I asked Mr. Strain if he’d ever broken a wild mustang and he laughed at me. Then Hoang asked an actual intelligent question about what the Strains do up there in Granby and it turns out the whole family is in on the horse selling game. These guys sell a LOT of horses all over the eastern United States.
We left the tiny and very well-kept museum and walked over to the horse stables. From their website:
The Strain Family Horse Farm is a family run business in its current location since 1967. There are three generations of Strains working at the farm.
The Strain Family Horse Farm is the largest quality sales stable in New England handling hundreds of horses per year. We keep a large and varied selection of fifty horses on hand at all times.
Our clientele includes dude ranches, show stables, lesson barns, other dealers, and private individuals. All of our horses are sold with a two week exchange guarantee in writing.

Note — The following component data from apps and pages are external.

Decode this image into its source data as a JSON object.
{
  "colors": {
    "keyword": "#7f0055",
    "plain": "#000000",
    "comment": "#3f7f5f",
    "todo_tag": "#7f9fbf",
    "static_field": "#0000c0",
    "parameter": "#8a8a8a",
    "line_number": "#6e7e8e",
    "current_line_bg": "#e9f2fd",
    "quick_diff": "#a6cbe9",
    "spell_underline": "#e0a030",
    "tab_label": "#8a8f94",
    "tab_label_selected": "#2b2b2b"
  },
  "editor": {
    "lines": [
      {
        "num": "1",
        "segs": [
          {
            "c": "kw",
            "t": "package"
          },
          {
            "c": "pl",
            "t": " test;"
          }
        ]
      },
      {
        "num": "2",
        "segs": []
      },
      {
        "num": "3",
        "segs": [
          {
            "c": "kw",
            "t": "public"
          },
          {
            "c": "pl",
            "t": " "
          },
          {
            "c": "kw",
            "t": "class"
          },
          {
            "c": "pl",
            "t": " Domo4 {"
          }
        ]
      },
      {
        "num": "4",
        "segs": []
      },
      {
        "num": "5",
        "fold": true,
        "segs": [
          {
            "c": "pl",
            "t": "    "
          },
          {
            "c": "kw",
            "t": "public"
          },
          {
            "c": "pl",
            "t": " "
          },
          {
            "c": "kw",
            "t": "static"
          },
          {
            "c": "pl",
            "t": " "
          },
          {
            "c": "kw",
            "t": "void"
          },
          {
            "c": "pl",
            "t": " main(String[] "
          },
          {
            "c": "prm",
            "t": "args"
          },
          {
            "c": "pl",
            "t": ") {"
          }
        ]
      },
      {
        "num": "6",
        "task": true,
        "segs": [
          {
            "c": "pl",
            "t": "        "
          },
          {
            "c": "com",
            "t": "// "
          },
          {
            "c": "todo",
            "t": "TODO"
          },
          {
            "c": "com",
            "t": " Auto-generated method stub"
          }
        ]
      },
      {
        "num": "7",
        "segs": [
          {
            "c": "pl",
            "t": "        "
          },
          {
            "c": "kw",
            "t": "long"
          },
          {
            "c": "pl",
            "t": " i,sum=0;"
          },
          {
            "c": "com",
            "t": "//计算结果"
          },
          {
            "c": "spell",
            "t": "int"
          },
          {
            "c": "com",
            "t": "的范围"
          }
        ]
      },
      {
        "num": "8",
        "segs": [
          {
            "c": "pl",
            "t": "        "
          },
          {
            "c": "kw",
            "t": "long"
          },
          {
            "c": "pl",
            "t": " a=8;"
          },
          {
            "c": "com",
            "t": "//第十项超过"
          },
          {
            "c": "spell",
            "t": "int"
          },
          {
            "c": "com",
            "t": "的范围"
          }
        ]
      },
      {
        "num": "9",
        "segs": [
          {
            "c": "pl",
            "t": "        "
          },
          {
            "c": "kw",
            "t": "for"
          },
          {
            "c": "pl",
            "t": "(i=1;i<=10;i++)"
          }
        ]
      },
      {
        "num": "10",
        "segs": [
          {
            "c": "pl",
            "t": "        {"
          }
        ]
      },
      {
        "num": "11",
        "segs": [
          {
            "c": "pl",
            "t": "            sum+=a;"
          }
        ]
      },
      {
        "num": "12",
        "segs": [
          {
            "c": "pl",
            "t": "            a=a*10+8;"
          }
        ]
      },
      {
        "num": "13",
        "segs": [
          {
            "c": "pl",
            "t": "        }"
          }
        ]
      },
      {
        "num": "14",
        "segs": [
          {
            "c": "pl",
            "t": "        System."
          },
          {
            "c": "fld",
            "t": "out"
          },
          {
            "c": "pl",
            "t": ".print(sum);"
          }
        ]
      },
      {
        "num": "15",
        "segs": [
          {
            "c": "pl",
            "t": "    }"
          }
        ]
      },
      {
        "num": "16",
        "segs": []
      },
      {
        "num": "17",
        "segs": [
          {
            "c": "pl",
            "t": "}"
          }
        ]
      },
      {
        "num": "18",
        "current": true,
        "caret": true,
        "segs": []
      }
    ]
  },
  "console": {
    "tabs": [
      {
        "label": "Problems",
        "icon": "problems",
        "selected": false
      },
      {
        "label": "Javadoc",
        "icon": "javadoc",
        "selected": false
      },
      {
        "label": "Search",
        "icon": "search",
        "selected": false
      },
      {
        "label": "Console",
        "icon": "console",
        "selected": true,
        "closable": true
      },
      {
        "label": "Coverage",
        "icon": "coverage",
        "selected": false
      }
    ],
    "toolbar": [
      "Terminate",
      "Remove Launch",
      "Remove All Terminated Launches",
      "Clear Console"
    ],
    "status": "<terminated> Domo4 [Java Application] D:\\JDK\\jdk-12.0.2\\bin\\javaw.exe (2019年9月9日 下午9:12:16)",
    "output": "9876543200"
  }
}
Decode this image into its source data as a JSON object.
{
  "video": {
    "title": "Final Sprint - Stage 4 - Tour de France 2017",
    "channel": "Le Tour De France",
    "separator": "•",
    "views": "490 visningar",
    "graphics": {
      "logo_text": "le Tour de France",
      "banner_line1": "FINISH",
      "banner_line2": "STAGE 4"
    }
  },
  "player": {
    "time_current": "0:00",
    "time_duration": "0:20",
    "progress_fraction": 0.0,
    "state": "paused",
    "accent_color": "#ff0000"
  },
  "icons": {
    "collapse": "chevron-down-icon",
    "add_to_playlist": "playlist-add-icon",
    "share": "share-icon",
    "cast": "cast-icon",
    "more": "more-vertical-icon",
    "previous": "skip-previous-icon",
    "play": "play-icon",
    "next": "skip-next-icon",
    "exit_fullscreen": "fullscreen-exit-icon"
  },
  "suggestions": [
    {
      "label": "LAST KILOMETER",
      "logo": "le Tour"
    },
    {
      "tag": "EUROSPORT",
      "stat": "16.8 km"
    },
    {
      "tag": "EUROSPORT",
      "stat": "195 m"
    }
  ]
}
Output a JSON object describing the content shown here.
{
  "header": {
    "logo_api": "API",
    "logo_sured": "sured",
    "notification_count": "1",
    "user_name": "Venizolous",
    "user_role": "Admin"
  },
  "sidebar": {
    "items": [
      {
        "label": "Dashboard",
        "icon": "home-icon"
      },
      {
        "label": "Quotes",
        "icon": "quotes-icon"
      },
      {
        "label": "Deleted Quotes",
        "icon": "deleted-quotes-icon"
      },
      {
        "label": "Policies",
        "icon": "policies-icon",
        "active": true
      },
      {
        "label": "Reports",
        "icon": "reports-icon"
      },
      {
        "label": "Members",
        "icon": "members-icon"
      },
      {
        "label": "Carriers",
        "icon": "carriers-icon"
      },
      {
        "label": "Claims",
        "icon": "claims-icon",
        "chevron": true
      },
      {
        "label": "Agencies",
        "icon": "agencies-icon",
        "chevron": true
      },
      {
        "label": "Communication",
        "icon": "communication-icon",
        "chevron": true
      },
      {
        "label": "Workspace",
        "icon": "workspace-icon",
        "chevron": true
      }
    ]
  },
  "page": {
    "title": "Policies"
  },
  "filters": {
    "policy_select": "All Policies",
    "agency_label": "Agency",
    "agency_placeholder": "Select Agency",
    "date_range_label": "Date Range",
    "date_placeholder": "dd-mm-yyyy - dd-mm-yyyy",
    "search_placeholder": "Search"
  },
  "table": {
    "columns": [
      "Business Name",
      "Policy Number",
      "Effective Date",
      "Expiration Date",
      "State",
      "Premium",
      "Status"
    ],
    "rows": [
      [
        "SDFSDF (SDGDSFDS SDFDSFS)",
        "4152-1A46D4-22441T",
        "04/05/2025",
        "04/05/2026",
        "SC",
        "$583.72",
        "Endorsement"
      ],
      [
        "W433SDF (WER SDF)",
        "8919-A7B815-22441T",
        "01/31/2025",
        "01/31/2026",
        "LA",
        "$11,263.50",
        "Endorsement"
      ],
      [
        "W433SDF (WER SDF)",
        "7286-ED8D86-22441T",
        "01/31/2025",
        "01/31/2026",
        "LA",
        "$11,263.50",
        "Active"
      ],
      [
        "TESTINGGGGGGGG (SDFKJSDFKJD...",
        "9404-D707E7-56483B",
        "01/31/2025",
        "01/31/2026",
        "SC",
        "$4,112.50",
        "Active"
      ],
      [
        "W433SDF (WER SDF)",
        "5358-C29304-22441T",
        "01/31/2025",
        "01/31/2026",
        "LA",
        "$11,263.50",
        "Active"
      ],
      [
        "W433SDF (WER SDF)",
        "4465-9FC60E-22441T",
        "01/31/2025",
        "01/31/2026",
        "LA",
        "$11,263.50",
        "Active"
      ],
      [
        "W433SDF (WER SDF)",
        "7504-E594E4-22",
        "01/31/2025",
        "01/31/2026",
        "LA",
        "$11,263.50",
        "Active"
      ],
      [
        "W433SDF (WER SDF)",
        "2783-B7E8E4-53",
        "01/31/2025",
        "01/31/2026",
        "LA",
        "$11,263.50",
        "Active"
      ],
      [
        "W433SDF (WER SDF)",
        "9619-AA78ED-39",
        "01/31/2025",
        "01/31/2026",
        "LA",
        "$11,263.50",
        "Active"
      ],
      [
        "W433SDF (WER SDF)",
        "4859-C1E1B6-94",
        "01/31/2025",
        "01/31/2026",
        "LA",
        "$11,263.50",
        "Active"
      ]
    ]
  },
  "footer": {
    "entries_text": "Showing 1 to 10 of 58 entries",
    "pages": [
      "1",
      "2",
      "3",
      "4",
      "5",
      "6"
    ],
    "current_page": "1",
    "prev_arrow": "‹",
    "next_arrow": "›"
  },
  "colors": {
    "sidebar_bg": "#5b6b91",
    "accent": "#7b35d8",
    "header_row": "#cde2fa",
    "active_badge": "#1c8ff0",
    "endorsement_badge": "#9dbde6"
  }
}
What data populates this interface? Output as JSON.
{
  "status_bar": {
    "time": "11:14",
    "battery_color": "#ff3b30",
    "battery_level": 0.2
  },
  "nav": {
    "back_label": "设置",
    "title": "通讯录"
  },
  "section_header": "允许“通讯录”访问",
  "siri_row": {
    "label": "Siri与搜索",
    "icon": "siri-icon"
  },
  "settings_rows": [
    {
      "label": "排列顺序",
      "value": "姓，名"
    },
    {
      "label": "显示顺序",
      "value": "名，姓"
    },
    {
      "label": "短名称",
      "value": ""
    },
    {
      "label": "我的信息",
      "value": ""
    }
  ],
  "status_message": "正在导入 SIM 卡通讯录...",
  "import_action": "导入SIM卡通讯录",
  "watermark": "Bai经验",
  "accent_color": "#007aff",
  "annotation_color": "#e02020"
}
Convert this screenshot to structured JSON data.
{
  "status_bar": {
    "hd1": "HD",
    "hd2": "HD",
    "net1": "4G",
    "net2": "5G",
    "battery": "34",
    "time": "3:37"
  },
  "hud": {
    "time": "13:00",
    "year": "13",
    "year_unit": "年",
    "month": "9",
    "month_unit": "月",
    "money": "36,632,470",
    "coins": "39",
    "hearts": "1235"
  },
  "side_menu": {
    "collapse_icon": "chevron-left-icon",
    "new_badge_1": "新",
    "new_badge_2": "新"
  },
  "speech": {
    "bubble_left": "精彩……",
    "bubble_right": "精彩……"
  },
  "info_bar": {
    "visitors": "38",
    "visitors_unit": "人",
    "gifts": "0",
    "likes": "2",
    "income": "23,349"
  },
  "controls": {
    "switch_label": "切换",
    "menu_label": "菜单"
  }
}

Yup, I caught that too: They sell to actual real live dude ranches! Having no idea what a dude ranch actually is, I just looked that up: a dude ranch, is a type of ranch oriented towards visitors or tourism. Hm. I never knew that – nor have I ever thought about that. According to Wikipedia, the Western adventures of famous figures, like Theodore Roosevelt, were made available to paying guests from cities of the East, called “dudes” in the West.
The woman I mentioned in the beginning of this report was still sitting on the same uncomfortable stool when we went back over to the stables. She hopped off and was great with Damian, showing him the horses and allowing him to pet one’s nose. It was pretty cool.
After a few minutes of this, Damian just said, “Home!” which at that point I couldn’t disagree with. So we bid the Strains goodbye (sorry, I don’t know the cowboy version of “goodbye”) and we hit the dusty trail.
Thanks to the Strains for their hospitality and their pride in cowboy heritage. It’s folks like them that keep me excited to do what it is that I do here.
For the Curious:
Strain Family Horse Farm Cowboy Museum